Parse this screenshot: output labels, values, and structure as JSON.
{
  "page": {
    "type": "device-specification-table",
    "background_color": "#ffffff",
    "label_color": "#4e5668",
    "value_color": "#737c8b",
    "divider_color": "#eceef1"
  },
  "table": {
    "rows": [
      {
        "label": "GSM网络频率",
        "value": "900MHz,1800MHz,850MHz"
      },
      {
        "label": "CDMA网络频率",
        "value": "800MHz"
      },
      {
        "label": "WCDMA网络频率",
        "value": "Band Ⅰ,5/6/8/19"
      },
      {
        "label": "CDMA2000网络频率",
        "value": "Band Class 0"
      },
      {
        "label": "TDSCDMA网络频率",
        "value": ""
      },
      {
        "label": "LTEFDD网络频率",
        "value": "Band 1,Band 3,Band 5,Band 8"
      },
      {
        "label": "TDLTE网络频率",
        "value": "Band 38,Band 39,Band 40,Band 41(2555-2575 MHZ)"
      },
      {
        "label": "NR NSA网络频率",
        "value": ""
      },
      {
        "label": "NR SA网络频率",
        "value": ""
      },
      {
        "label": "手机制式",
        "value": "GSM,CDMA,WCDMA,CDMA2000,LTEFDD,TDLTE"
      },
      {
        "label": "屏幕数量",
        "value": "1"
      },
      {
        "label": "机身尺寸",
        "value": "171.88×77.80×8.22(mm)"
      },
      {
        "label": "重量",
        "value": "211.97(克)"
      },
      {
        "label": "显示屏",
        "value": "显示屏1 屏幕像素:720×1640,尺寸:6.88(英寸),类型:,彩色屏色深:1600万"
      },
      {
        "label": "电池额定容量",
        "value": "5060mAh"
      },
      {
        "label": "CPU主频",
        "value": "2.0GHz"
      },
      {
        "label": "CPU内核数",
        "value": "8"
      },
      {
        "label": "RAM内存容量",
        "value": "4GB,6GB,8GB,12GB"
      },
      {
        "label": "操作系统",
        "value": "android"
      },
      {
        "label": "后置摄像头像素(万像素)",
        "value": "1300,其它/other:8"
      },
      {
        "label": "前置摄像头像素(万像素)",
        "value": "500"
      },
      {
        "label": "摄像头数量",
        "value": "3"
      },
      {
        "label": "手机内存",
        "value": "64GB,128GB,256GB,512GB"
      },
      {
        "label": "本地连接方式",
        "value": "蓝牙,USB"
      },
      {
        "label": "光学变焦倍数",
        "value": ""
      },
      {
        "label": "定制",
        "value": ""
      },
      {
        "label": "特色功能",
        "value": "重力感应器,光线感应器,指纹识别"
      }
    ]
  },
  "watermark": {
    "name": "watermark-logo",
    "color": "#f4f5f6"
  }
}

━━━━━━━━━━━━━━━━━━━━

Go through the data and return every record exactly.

Parse this screenshot: output labels, values, and structure as JSON.
{
  "page": {
    "type": "device-specification-table",
    "background_color": "#ffffff",
    "label_color": "#4e5668",
    "value_color": "#737c8b",
    "divider_color": "#eceef1"
  },
  "table": {
    "rows": [
      {
        "label": "GSM网络频率",
        "value": "900MHz,1800MHz,850MHz"
      },
      {
        "label": "CDMA网络频率",
        "value": "800MHz"
      },
      {
        "label": "WCDMA网络频率",
        "value": "Band Ⅰ,5/6/8/19"
      },
      {
        "label": "CDMA2000网络频率",
        "value": "Band Class 0"
      },
      {
        "label": "TDSCDMA网络频率",
        "value": ""
      },
      {
        "label": "LTEFDD网络频率",
        "value": "Band 1,Band 3,Band 5,Band 8"
      },
      {
        "label": "TDLTE网络频率",
        "value": "Band 38,Band 39,Band 40,Band 41(2555-2575 MHZ)"
      },
      {
        "label": "NR NSA网络频率",
        "value": ""
      },
      {
        "label": "NR SA网络频率",
        "value": ""
      },
      {
        "label": "手机制式",
        "value": "GSM,CDMA,WCDMA,CDMA2000,LTEFDD,TDLTE"
      },
      {
        "label": "屏幕数量",
        "value": "1"
      },
      {
        "label": "机身尺寸",
        "value": "171.88×77.80×8.22(mm)"
      },
      {
        "label": "重量",
        "value": "211.97(克)"
      },
      {
        "label": "显示屏",
        "value": "显示屏1 屏幕像素:720×1640,尺寸:6.88(英寸),类型:,彩色屏色深:1600万"
      },
      {
        "label": "电池额定容量",
        "value": "5060mAh"
      },
      {
        "label": "CPU主频",
        "value": "2.0GHz"
      },
      {
        "label": "CPU内核数",
        "value": "8"
      },
      {
        "label": "RAM内存容量",
        "value": "4GB,6GB,8GB,12GB"
      },
      {
        "label": "操作系统",
        "value": "android"
      },
      {
        "label": "后置摄像头像素(万像素)",
        "value": "1300,其它/other:8"
      },
      {
        "label": "前置摄像头像素(万像素)",
        "value": "500"
      },
      {
        "label": "摄像头数量",
        "value": "3"
      },
      {
        "label": "手机内存",
        "value": "64GB,128GB,256GB,512GB"
      },
      {
        "label": "本地连接方式",
        "value": "蓝牙,USB"
      },
      {
        "label": "光学变焦倍数",
        "value": ""
      },
      {
        "label": "定制",
        "value": ""
      },
      {
        "label": "特色功能",
        "value": "重力感应器,光线感应器,指纹识别"
      }
    ]
  },
  "watermark": {
    "name": "watermark-logo",
    "color": "#f4f5f6"
  }
}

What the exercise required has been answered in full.